How do you use technology/policy to improve citizens’ lives? Tell us about your role or organisation.
As the Chief Information Security Officer of the IT and Development Centre at the Estonian Ministry of the Interior, I lead the team that is responsible for mainstreaming information security practices across technology that saves lives in homeland security.
That means our clients – including the police, border guard, emergency responders and rescue service, as well as the ministry itself – have to be able to go about their business of providing safety and security without worrying about technology but rather, be empowered by it.
The mission of our organisation is to save lives with IT. It’s hard to imagine a more direct impact to people in Estonia or more meaningful work for the team.
What is one unexpected learning from 2021?
The global workforce learned to really work from home in 2021. In a lot of ways, 2020 meant living in a crisis and making things up as one went along. 2021 has demonstrated the reality of the pandemic-accelerated digital transformation.
On the one hand, the cyber security threats and risks have not changed drastically. The major supply chain attacks, for example, demonstrate both how reliant our lives are on digital solutions and how the attackers balance opportunism and patience.
They also show how breaches and compromises are not just about data and information systems. They’re about trust that our increasingly digital way of life is feasible and sustainable.
On the other hand, the out-of-office population has particular information security needs. The information security focus has also shifted from defending the perimeter of a network to protecting the end user and their devices regardless of where they are.
Estonia provides a government-backed secure digital identity for both authentication and digital signatures, and our digital ecosystem relies on that capability heavily. Additionally, the devices the end user has with them have to be protected, be it through virtual desktops or virtual private networks.
Most fundamentally, however, the pandemic has again highlighted global connectedness in the digital realm. The rollout – and hiccups along the way – of digital solutions for international pandemic-related information exchange and contact tracing point at obvious gaps. The digital European vaccination passport is a great example of what can be done if push comes to shove.
What’s your favourite memory from the past year?

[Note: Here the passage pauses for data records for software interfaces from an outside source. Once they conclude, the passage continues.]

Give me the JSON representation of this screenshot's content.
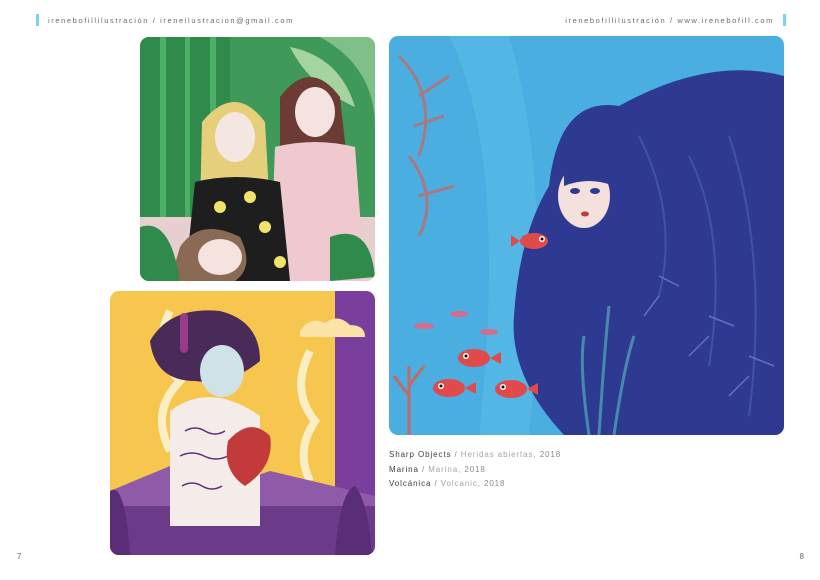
{
  "header": {
    "left": "irenebofillilustración / ireneilustracion@gmail.com",
    "right": "irenebofillilustración / www.irenebofill.com"
  },
  "captions": [
    {
      "title": "Sharp Objects",
      "sep": "/",
      "subtitle": "Heridas abiertas,",
      "year": "2018"
    },
    {
      "title": "Marina",
      "sep": "/",
      "subtitle": "Marina,",
      "year": "2018"
    },
    {
      "title": "Volcánica",
      "sep": "/",
      "subtitle": "Volcanic,",
      "year": "2018"
    }
  ],
  "pages": {
    "left": "7",
    "right": "8"
  },
  "colors": {
    "accent_bar": "#7fd3e6",
    "sea_blue": "#4aaee0",
    "hair_navy": "#2e3a92",
    "volcanic_yellow": "#f7c64f",
    "volcanic_purple": "#7a3f9c",
    "jungle_green": "#3f9a5a"
  }
}
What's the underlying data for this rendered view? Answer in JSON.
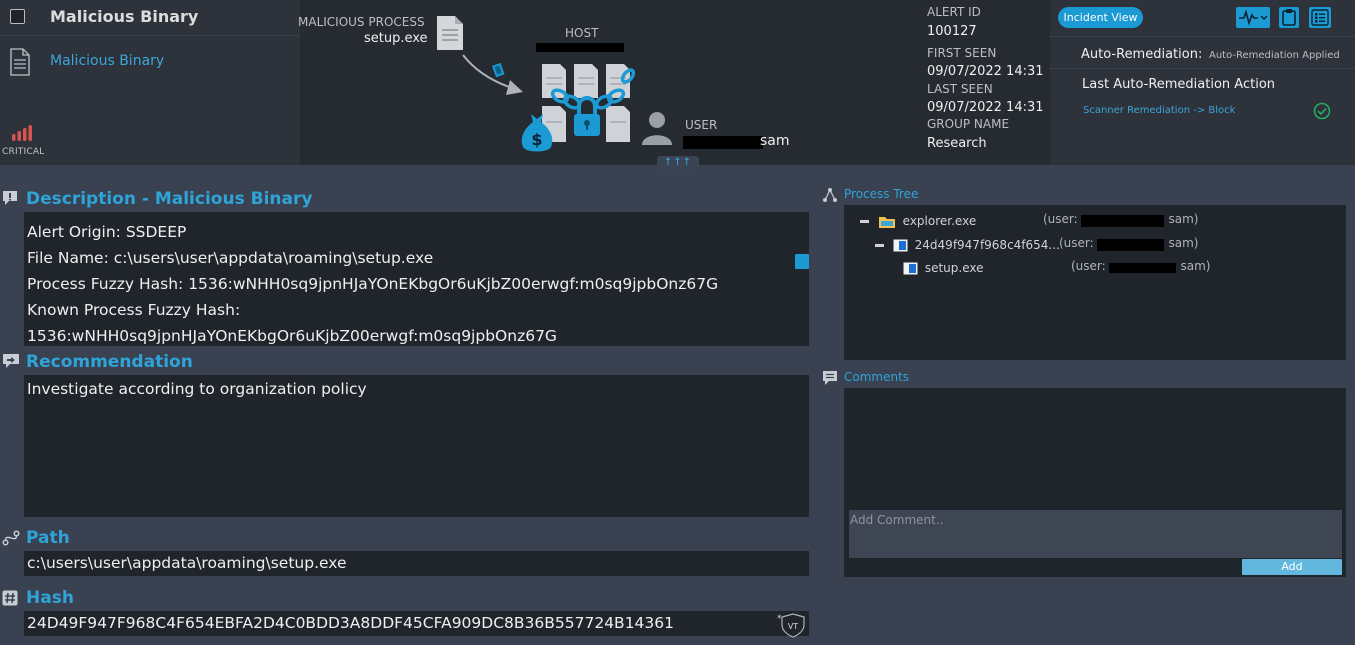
{
  "header": {
    "alert_title": "Malicious Binary",
    "alert_link": "Malicious Binary",
    "severity_label": "CRITICAL"
  },
  "graphic": {
    "process_label": "MALICIOUS PROCESS",
    "process_name": "setup.exe",
    "host_label": "HOST",
    "user_label": "USER",
    "user_suffix": "sam",
    "expand_label": "↑↑↑"
  },
  "meta": {
    "alert_id_label": "ALERT ID",
    "alert_id": "100127",
    "first_seen_label": "FIRST SEEN",
    "first_seen": "09/07/2022 14:31",
    "last_seen_label": "LAST SEEN",
    "last_seen": "09/07/2022 14:31",
    "group_label": "GROUP NAME",
    "group": "Research"
  },
  "actions": {
    "incident_view": "Incident View",
    "auto_remediation_label": "Auto-Remediation:",
    "auto_remediation_value": "Auto-Remediation Applied",
    "last_action_label": "Last Auto-Remediation Action",
    "last_action_value": "Scanner Remediation -> Block"
  },
  "description": {
    "title": "Description - Malicious Binary",
    "lines": [
      "Alert Origin: SSDEEP",
      "File Name: c:\\users\\user\\appdata\\roaming\\setup.exe",
      "Process Fuzzy Hash: 1536:wNHH0sq9jpnHJaYOnEKbgOr6uKjbZ00erwgf:m0sq9jpbOnz67G",
      "Known Process Fuzzy Hash:",
      "1536:wNHH0sq9jpnHJaYOnEKbgOr6uKjbZ00erwgf:m0sq9jpbOnz67G"
    ]
  },
  "recommendation": {
    "title": "Recommendation",
    "text": "Investigate according to organization policy"
  },
  "path": {
    "title": "Path",
    "value": "c:\\users\\user\\appdata\\roaming\\setup.exe"
  },
  "hash": {
    "title": "Hash",
    "value": "24D49F947F968C4F654EBFA2D4C0BDD3A8DDF45CFA909DC8B36B557724B14361",
    "vt_label": "VT"
  },
  "process_tree": {
    "title": "Process Tree",
    "user_prefix": "(user:",
    "rows": [
      {
        "name": "explorer.exe",
        "user_suffix": "sam)"
      },
      {
        "name": "24d49f947f968c4f654...",
        "user_suffix": "sam)"
      },
      {
        "name": "setup.exe",
        "user_suffix": "sam)"
      }
    ]
  },
  "comments": {
    "title": "Comments",
    "placeholder": "Add Comment..",
    "add_label": "Add"
  },
  "colors": {
    "accent": "#2fa4d9",
    "button": "#1b9ad4",
    "background": "#3a4150",
    "panel": "#20242b",
    "critical": "#d9534f",
    "success": "#27ae60"
  }
}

I work with a small but incredibly diverse team that has experienced a fair amount of change in the last few years. Figuring out how we work together and have each other’s backs is the absolute professional highlight of the year. Every single team member is clever, takes responsibility and is dedicated to the bigger picture. While we have a lot of challenges ahead, this is a great foundation to build on.
What are your priorities for 2022? What’s a tool or technique you’re excited to explore in 2022?
Our focus at the IT and Development Centre at the Estonian Ministry of the Interior for 2022 is to improve cyber security situational awareness across the organisations we serve. This means starting to build a virtual security operations centre that supports decision making across the board from 24/7 event triage to top leadership.
A virtual centre allows us to bring together different information sources, explore automation and event orchestration, as well as have a better overall picture.
Who are the mentors and heroes that inspire you?
I draw inspiration from those driving change in the infosec/cyber security field and my colleagues, past and present. In this incredibly dynamic sector, we need to be able to learn from one another.
I would not be the professional I am without my past colleagues from the NATO Cooperative Cyber Defence Centre of Excellence that afforded me the luxury of asking (often not very clever) questions from some of the leading researchers in cyber security.
The Estonian Information System Authority offered a unique view into the running of a digital government ecosystem. Meanwhile, my present job as the Chief Information Security Officer of the IT and Development Centre at the Estonian Ministry of the Interior makes me responsible for putting all this into practice.
What gets you up in the morning?
Promise of good coffee ;). In all seriousness, I do find that a morning routine is incredibly helpful in getting the day started and mine involves freshly ground light roast beans and a V60 filter.
Professionally, I’m driven by the meaning of the work and have been so throughout my career. Apologies for it sounding a little cliché, but I get up to make a meaningful impact on the world in any little way.